Entrepreneur’s aim: bridge cultures
and 2008, and furthered his studies with a two-month social entrepreneurship course at the University of Virginia, in the United States, in January last year.
This educational background inspired him to set up the Charu workshops seven months ago, which now include English training courses on Saturdays and a monthly lecture on Tibetan culture.
Other topics such as environment protection and business planning are also covered.
This year, the cafe has hosted 23 lectures, 23 English speeches, and three Tibetan speeches.
Serwotso, a 29-year-old Tibetan robe designer, attended three of the free business training workshops held at Charu.
“Washu is knowledgeable and kindhearted.
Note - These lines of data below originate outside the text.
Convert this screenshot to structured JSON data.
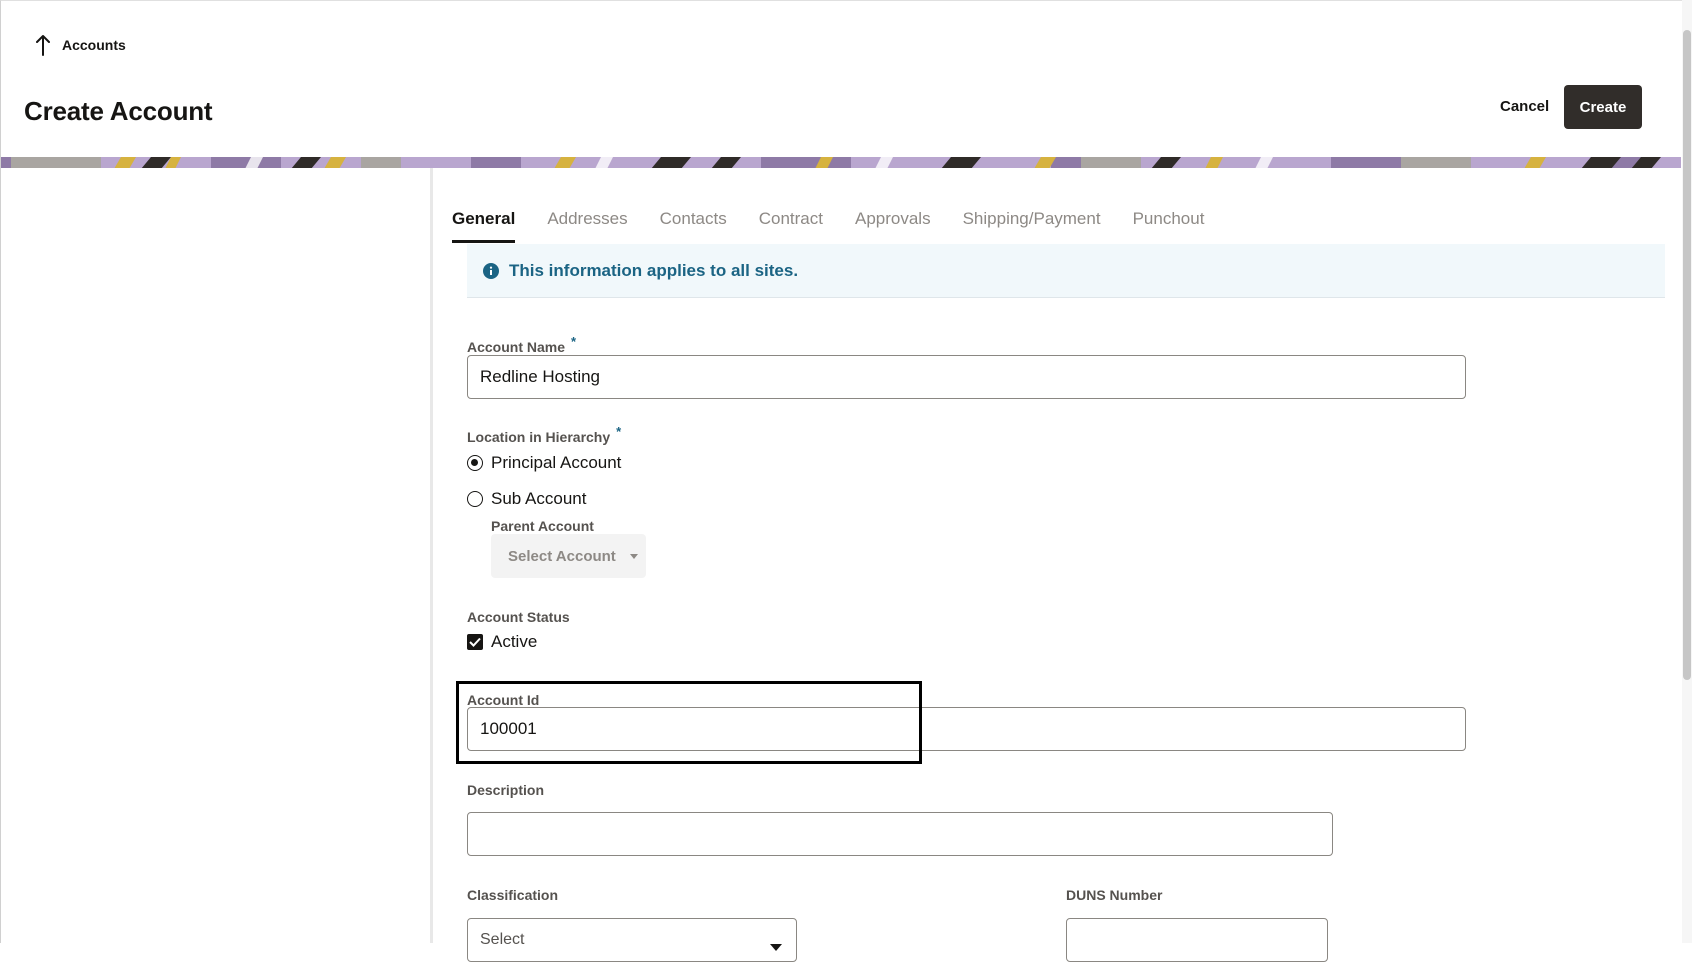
{
  "header": {
    "back_label": "Accounts",
    "page_title": "Create Account",
    "cancel_label": "Cancel",
    "create_label": "Create"
  },
  "tabs": [
    {
      "label": "General",
      "active": true
    },
    {
      "label": "Addresses",
      "active": false
    },
    {
      "label": "Contacts",
      "active": false
    },
    {
      "label": "Contract",
      "active": false
    },
    {
      "label": "Approvals",
      "active": false
    },
    {
      "label": "Shipping/Payment",
      "active": false
    },
    {
      "label": "Punchout",
      "active": false
    }
  ],
  "info": {
    "text": "This information applies to all sites.",
    "icon": "info-icon",
    "color": "#1b6484"
  },
  "form": {
    "account_name": {
      "label": "Account Name",
      "required_mark": "*",
      "value": "Redline Hosting"
    },
    "location": {
      "label": "Location in Hierarchy",
      "required_mark": "*",
      "options": [
        {
          "label": "Principal Account",
          "selected": true
        },
        {
          "label": "Sub Account",
          "selected": false
        }
      ],
      "parent_label": "Parent Account",
      "parent_placeholder": "Select Account"
    },
    "status": {
      "label": "Account Status",
      "checkbox_label": "Active",
      "checked": true
    },
    "account_id": {
      "label": "Account Id",
      "value": "100001"
    },
    "description": {
      "label": "Description",
      "value": ""
    },
    "classification": {
      "label": "Classification",
      "value": "Select"
    },
    "duns": {
      "label": "DUNS Number",
      "value": ""
    }
  },
  "colors": {
    "primary_button": "#312d2a",
    "accent": "#1b6484"
  }
}
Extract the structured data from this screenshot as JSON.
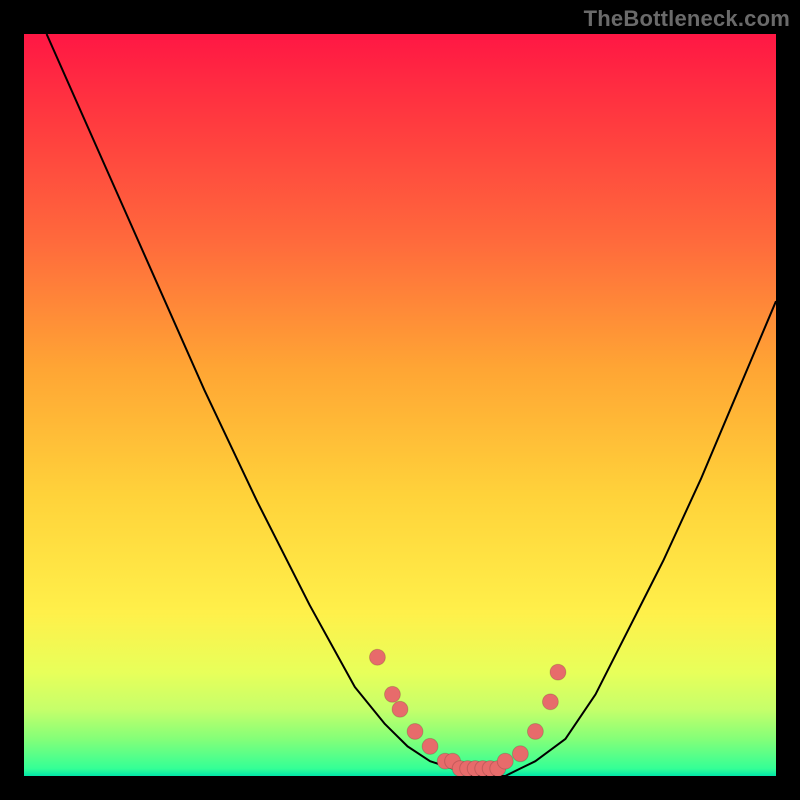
{
  "watermark": "TheBottleneck.com",
  "colors": {
    "background": "#000000",
    "frame_border": "#000000",
    "curve": "#000000",
    "dot": "#e76b6b",
    "gradient_stops": [
      {
        "pos": 0.0,
        "hex": "#ff1744"
      },
      {
        "pos": 0.12,
        "hex": "#ff3b3f"
      },
      {
        "pos": 0.28,
        "hex": "#ff6a3c"
      },
      {
        "pos": 0.45,
        "hex": "#ffa534"
      },
      {
        "pos": 0.62,
        "hex": "#ffd23a"
      },
      {
        "pos": 0.78,
        "hex": "#fff04a"
      },
      {
        "pos": 0.86,
        "hex": "#e8ff5a"
      },
      {
        "pos": 0.91,
        "hex": "#c6ff6a"
      },
      {
        "pos": 0.95,
        "hex": "#84ff78"
      },
      {
        "pos": 0.99,
        "hex": "#34ff96"
      },
      {
        "pos": 1.0,
        "hex": "#00e6a8"
      }
    ]
  },
  "chart_data": {
    "type": "line",
    "title": "",
    "xlabel": "",
    "ylabel": "",
    "xlim": [
      0,
      100
    ],
    "ylim": [
      0,
      100
    ],
    "grid": false,
    "legend": false,
    "series": [
      {
        "name": "curve",
        "x": [
          3,
          10,
          17,
          24,
          31,
          38,
          44,
          48,
          51,
          54,
          57,
          59,
          62,
          64,
          66,
          68,
          72,
          76,
          80,
          85,
          90,
          95,
          100
        ],
        "y": [
          100,
          84,
          68,
          52,
          37,
          23,
          12,
          7,
          4,
          2,
          1,
          0,
          0,
          0,
          1,
          2,
          5,
          11,
          19,
          29,
          40,
          52,
          64
        ]
      }
    ],
    "dots": {
      "name": "markers",
      "x": [
        47,
        49,
        50,
        52,
        54,
        56,
        57,
        58,
        59,
        60,
        61,
        62,
        63,
        64,
        66,
        68,
        70,
        71
      ],
      "y": [
        16,
        11,
        9,
        6,
        4,
        2,
        2,
        1,
        1,
        1,
        1,
        1,
        1,
        2,
        3,
        6,
        10,
        14
      ]
    }
  }
}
There are many Tibetan people living in Chengdu, but there are few who engage in such public welfare workshops,” she said.
“Experts and successful businesspeople both from China and overseas are invited to share their ideas, and I found it really useful.”
Botruk, general manager of Door to Tibet Art, a company that produces Tibetan handicrafts and yak hair products, described his friend Washu as “a man with dream, a man who has his hometown in his heart, and a man who values the importance of his culture”.
He said the workshops provided a bridge for culture exchange, communication, and cultural preservation.
“The workshops he operates are not really for profit, they are more for the purpose of public welfare, and this is really impressive,” Botruk said.
Leonard van der Kuijp (left), a professor at Harvard University, attends one of Charu’s weekly talks last month.
Washu Tsehua Kyabm speaks at a weekly English speech gathering at Charu café in Chengdu, Sichuan province.